▶ [Activity]:
Reproduce exactly the lines from the one that holds "What's the underlying" through the last line of the entries, both ends included, but not the pictures.

▶ [Data to process]:
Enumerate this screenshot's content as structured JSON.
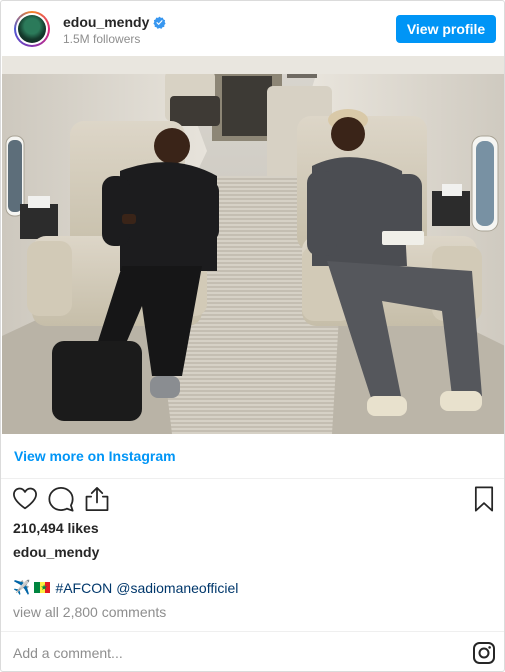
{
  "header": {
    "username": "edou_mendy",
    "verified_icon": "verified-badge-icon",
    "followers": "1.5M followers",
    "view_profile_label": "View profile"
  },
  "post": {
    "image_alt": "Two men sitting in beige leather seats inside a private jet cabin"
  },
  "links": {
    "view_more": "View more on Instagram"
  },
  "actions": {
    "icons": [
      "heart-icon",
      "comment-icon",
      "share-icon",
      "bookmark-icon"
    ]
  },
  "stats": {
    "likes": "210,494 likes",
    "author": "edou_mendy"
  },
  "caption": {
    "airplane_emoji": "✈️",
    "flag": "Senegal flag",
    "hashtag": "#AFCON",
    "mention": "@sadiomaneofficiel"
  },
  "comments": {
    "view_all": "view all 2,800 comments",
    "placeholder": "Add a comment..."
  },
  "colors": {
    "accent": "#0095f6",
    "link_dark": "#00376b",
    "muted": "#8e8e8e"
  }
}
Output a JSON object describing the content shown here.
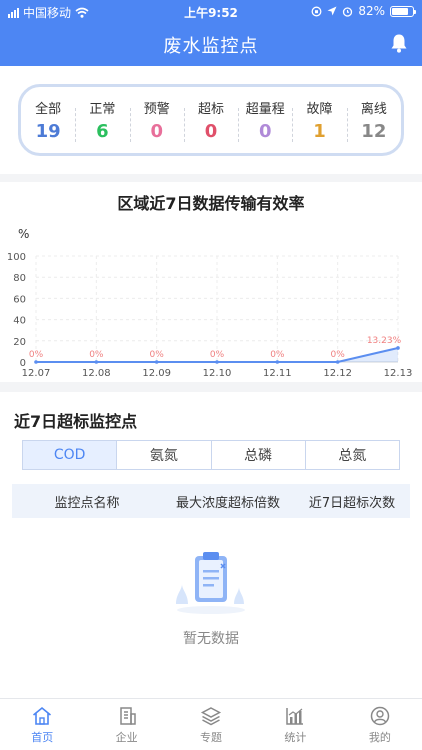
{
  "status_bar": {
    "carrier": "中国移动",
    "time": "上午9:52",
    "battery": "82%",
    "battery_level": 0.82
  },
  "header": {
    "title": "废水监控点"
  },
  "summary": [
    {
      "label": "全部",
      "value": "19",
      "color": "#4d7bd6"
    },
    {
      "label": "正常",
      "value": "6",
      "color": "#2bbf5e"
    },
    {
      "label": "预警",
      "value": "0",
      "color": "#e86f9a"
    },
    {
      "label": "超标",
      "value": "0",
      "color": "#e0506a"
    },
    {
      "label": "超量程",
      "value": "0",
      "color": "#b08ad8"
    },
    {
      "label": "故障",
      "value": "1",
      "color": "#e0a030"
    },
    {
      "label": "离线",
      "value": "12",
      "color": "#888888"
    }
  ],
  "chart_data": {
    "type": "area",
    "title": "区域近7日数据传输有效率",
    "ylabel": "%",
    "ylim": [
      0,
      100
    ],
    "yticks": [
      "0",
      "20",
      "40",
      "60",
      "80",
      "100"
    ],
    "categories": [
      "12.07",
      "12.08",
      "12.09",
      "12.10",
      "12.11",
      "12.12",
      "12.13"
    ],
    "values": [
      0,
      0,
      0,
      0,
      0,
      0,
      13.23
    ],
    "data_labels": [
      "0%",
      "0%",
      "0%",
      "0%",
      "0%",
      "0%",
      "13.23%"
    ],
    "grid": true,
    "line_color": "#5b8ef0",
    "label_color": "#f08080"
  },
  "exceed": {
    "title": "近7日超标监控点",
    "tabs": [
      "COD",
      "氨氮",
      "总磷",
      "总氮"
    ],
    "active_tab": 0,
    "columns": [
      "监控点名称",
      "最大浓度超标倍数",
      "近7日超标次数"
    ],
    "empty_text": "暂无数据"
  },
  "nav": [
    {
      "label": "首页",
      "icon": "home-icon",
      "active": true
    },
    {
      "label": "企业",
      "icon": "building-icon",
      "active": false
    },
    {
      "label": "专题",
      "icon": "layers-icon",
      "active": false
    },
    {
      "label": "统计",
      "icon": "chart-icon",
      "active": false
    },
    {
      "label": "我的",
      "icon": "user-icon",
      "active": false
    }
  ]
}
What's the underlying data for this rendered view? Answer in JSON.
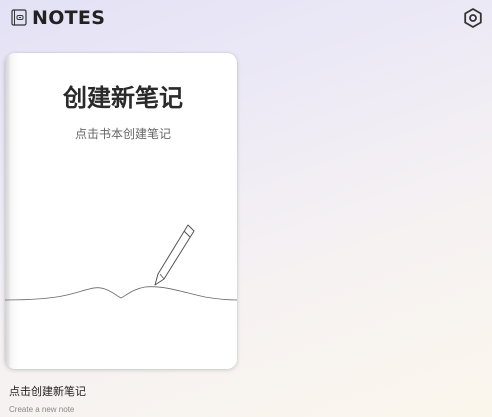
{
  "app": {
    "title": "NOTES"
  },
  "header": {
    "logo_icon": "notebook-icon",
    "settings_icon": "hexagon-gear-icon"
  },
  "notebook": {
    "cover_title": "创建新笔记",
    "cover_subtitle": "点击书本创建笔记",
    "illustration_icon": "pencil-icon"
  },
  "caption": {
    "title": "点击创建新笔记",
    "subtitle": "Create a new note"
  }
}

▶ [Expected output]:
What's the underlying data for this rendered view? Answer in JSON.
{
  "app": {
    "title": "NOTES"
  },
  "header": {
    "logo_icon": "notebook-icon",
    "settings_icon": "hexagon-gear-icon"
  },
  "notebook": {
    "cover_title": "创建新笔记",
    "cover_subtitle": "点击书本创建笔记",
    "illustration_icon": "pencil-icon"
  },
  "caption": {
    "title": "点击创建新笔记",
    "subtitle": "Create a new note"
  }
}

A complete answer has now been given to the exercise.